**Work item**: Copy every entry below, exactly and in full.

[Material for the task — start]

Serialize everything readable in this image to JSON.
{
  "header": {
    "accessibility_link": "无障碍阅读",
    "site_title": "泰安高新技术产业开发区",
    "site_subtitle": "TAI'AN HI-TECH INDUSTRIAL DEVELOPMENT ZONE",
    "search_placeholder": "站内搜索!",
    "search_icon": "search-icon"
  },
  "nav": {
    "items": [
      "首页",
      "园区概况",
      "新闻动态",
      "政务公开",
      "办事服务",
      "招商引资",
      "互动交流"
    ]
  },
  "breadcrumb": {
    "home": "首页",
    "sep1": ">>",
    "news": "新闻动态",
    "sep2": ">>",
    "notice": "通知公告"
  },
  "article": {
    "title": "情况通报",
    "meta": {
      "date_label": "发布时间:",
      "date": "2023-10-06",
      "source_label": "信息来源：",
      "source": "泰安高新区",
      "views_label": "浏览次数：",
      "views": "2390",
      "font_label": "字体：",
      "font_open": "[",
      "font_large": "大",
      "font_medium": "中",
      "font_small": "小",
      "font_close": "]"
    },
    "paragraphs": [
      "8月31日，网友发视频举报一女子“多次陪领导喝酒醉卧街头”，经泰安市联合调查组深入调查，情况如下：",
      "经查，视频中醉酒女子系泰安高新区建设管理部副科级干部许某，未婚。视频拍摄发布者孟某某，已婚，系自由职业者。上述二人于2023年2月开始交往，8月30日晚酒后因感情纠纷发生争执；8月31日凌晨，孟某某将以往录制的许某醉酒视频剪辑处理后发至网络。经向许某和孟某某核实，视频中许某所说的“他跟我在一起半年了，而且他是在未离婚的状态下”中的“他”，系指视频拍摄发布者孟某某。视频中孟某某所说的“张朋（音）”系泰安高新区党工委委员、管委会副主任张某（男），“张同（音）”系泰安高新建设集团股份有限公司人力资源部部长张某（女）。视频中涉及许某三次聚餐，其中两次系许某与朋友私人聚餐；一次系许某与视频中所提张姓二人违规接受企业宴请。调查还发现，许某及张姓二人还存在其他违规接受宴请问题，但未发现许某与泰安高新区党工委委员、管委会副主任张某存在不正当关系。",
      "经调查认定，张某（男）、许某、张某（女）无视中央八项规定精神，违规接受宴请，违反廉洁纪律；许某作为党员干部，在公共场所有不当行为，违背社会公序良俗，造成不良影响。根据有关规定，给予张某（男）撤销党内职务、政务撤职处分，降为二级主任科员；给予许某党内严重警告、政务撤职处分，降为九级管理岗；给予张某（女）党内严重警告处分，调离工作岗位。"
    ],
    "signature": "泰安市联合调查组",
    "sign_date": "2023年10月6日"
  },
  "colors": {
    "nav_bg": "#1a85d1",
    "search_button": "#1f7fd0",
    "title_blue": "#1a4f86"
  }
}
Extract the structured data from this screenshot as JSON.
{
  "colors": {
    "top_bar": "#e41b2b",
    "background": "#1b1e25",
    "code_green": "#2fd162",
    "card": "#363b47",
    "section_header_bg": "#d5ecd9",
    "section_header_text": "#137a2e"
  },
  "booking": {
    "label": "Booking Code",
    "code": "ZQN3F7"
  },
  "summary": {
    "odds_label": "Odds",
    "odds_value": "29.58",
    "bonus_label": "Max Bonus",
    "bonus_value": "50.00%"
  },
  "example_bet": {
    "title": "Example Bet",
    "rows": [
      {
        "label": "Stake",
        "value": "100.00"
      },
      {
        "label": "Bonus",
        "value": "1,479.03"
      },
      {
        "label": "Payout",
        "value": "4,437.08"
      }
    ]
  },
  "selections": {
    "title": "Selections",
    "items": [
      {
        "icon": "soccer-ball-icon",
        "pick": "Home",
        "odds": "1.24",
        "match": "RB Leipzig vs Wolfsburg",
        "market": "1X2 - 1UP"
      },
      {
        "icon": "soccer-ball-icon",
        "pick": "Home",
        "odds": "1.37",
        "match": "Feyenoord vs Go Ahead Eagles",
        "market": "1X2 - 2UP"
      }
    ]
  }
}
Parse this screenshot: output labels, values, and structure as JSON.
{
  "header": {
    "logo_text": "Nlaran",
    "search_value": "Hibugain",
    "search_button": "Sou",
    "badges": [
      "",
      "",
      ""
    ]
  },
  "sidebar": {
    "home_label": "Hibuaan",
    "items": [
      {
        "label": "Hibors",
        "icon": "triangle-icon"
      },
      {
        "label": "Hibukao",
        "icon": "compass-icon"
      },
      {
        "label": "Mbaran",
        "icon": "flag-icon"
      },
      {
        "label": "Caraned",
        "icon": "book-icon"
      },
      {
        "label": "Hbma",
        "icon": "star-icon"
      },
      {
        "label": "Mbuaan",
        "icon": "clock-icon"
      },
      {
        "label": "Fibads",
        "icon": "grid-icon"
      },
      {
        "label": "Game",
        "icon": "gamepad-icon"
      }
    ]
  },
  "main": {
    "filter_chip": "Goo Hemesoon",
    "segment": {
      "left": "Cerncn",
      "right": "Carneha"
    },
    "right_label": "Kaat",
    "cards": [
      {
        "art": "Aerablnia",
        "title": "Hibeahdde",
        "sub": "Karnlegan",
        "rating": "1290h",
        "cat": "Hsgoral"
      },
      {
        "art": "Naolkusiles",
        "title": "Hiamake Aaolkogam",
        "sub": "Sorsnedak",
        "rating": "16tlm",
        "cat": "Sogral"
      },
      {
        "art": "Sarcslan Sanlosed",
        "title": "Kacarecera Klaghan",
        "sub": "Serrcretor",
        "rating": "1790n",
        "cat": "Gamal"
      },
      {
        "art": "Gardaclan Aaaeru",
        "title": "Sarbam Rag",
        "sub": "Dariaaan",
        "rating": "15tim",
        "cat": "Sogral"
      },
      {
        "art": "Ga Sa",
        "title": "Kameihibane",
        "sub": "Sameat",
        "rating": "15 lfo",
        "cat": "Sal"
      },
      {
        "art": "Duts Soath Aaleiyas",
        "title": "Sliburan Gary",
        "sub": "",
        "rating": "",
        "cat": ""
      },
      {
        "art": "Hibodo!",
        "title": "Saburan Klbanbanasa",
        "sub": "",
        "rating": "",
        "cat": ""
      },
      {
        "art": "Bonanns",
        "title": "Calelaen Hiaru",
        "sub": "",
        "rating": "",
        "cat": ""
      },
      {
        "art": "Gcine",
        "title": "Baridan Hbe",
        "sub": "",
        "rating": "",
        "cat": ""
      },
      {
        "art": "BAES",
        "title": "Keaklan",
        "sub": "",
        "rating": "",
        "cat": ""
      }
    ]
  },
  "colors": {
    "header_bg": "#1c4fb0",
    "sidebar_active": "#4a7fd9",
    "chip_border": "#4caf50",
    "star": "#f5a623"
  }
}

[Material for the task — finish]

**Task answer**:
Serialize everything readable in this image to JSON.
{
  "header": {
    "accessibility_link": "无障碍阅读",
    "site_title": "泰安高新技术产业开发区",
    "site_subtitle": "TAI'AN HI-TECH INDUSTRIAL DEVELOPMENT ZONE",
    "search_placeholder": "站内搜索!",
    "search_icon": "search-icon"
  },
  "nav": {
    "items": [
      "首页",
      "园区概况",
      "新闻动态",
      "政务公开",
      "办事服务",
      "招商引资",
      "互动交流"
    ]
  },
  "breadcrumb": {
    "home": "首页",
    "sep1": ">>",
    "news": "新闻动态",
    "sep2": ">>",
    "notice": "通知公告"
  },
  "article": {
    "title": "情况通报",
    "meta": {
      "date_label": "发布时间:",
      "date": "2023-10-06",
      "source_label": "信息来源：",
      "source": "泰安高新区",
      "views_label": "浏览次数：",
      "views": "2390",
      "font_label": "字体：",
      "font_open": "[",
      "font_large": "大",
      "font_medium": "中",
      "font_small": "小",
      "font_close": "]"
    },
    "paragraphs": [
      "8月31日，网友发视频举报一女子“多次陪领导喝酒醉卧街头”，经泰安市联合调查组深入调查，情况如下：",
      "经查，视频中醉酒女子系泰安高新区建设管理部副科级干部许某，未婚。视频拍摄发布者孟某某，已婚，系自由职业者。上述二人于2023年2月开始交往，8月30日晚酒后因感情纠纷发生争执；8月31日凌晨，孟某某将以往录制的许某醉酒视频剪辑处理后发至网络。经向许某和孟某某核实，视频中许某所说的“他跟我在一起半年了，而且他是在未离婚的状态下”中的“他”，系指视频拍摄发布者孟某某。视频中孟某某所说的“张朋（音）”系泰安高新区党工委委员、管委会副主任张某（男），“张同（音）”系泰安高新建设集团股份有限公司人力资源部部长张某（女）。视频中涉及许某三次聚餐，其中两次系许某与朋友私人聚餐；一次系许某与视频中所提张姓二人违规接受企业宴请。调查还发现，许某及张姓二人还存在其他违规接受宴请问题，但未发现许某与泰安高新区党工委委员、管委会副主任张某存在不正当关系。",
      "经调查认定，张某（男）、许某、张某（女）无视中央八项规定精神，违规接受宴请，违反廉洁纪律；许某作为党员干部，在公共场所有不当行为，违背社会公序良俗，造成不良影响。根据有关规定，给予张某（男）撤销党内职务、政务撤职处分，降为二级主任科员；给予许某党内严重警告、政务撤职处分，降为九级管理岗；给予张某（女）党内严重警告处分，调离工作岗位。"
    ],
    "signature": "泰安市联合调查组",
    "sign_date": "2023年10月6日"
  },
  "colors": {
    "nav_bg": "#1a85d1",
    "search_button": "#1f7fd0",
    "title_blue": "#1a4f86"
  }
}
Extract the structured data from this screenshot as JSON.
{
  "colors": {
    "top_bar": "#e41b2b",
    "background": "#1b1e25",
    "code_green": "#2fd162",
    "card": "#363b47",
    "section_header_bg": "#d5ecd9",
    "section_header_text": "#137a2e"
  },
  "booking": {
    "label": "Booking Code",
    "code": "ZQN3F7"
  },
  "summary": {
    "odds_label": "Odds",
    "odds_value": "29.58",
    "bonus_label": "Max Bonus",
    "bonus_value": "50.00%"
  },
  "example_bet": {
    "title": "Example Bet",
    "rows": [
      {
        "label": "Stake",
        "value": "100.00"
      },
      {
        "label": "Bonus",
        "value": "1,479.03"
      },
      {
        "label": "Payout",
        "value": "4,437.08"
      }
    ]
  },
  "selections": {
    "title": "Selections",
    "items": [
      {
        "icon": "soccer-ball-icon",
        "pick": "Home",
        "odds": "1.24",
        "match": "RB Leipzig vs Wolfsburg",
        "market": "1X2 - 1UP"
      },
      {
        "icon": "soccer-ball-icon",
        "pick": "Home",
        "odds": "1.37",
        "match": "Feyenoord vs Go Ahead Eagles",
        "market": "1X2 - 2UP"
      }
    ]
  }
}
Parse this screenshot: output labels, values, and structure as JSON.
{
  "header": {
    "logo_text": "Nlaran",
    "search_value": "Hibugain",
    "search_button": "Sou",
    "badges": [
      "",
      "",
      ""
    ]
  },
  "sidebar": {
    "home_label": "Hibuaan",
    "items": [
      {
        "label": "Hibors",
        "icon": "triangle-icon"
      },
      {
        "label": "Hibukao",
        "icon": "compass-icon"
      },
      {
        "label": "Mbaran",
        "icon": "flag-icon"
      },
      {
        "label": "Caraned",
        "icon": "book-icon"
      },
      {
        "label": "Hbma",
        "icon": "star-icon"
      },
      {
        "label": "Mbuaan",
        "icon": "clock-icon"
      },
      {
        "label": "Fibads",
        "icon": "grid-icon"
      },
      {
        "label": "Game",
        "icon": "gamepad-icon"
      }
    ]
  },
  "main": {
    "filter_chip": "Goo Hemesoon",
    "segment": {
      "left": "Cerncn",
      "right": "Carneha"
    },
    "right_label": "Kaat",
    "cards": [
      {
        "art": "Aerablnia",
        "title": "Hibeahdde",
        "sub": "Karnlegan",
        "rating": "1290h",
        "cat": "Hsgoral"
      },
      {
        "art": "Naolkusiles",
        "title": "Hiamake Aaolkogam",
        "sub": "Sorsnedak",
        "rating": "16tlm",
        "cat": "Sogral"
      },
      {
        "art": "Sarcslan Sanlosed",
        "title": "Kacarecera Klaghan",
        "sub": "Serrcretor",
        "rating": "1790n",
        "cat": "Gamal"
      },
      {
        "art": "Gardaclan Aaaeru",
        "title": "Sarbam Rag",
        "sub": "Dariaaan",
        "rating": "15tim",
        "cat": "Sogral"
      },
      {
        "art": "Ga Sa",
        "title": "Kameihibane",
        "sub": "Sameat",
        "rating": "15 lfo",
        "cat": "Sal"
      },
      {
        "art": "Duts Soath Aaleiyas",
        "title": "Sliburan Gary",
        "sub": "",
        "rating": "",
        "cat": ""
      },
      {
        "art": "Hibodo!",
        "title": "Saburan Klbanbanasa",
        "sub": "",
        "rating": "",
        "cat": ""
      },
      {
        "art": "Bonanns",
        "title": "Calelaen Hiaru",
        "sub": "",
        "rating": "",
        "cat": ""
      },
      {
        "art": "Gcine",
        "title": "Baridan Hbe",
        "sub": "",
        "rating": "",
        "cat": ""
      },
      {
        "art": "BAES",
        "title": "Keaklan",
        "sub": "",
        "rating": "",
        "cat": ""
      }
    ]
  },
  "colors": {
    "header_bg": "#1c4fb0",
    "sidebar_active": "#4a7fd9",
    "chip_border": "#4caf50",
    "star": "#f5a623"
  }
}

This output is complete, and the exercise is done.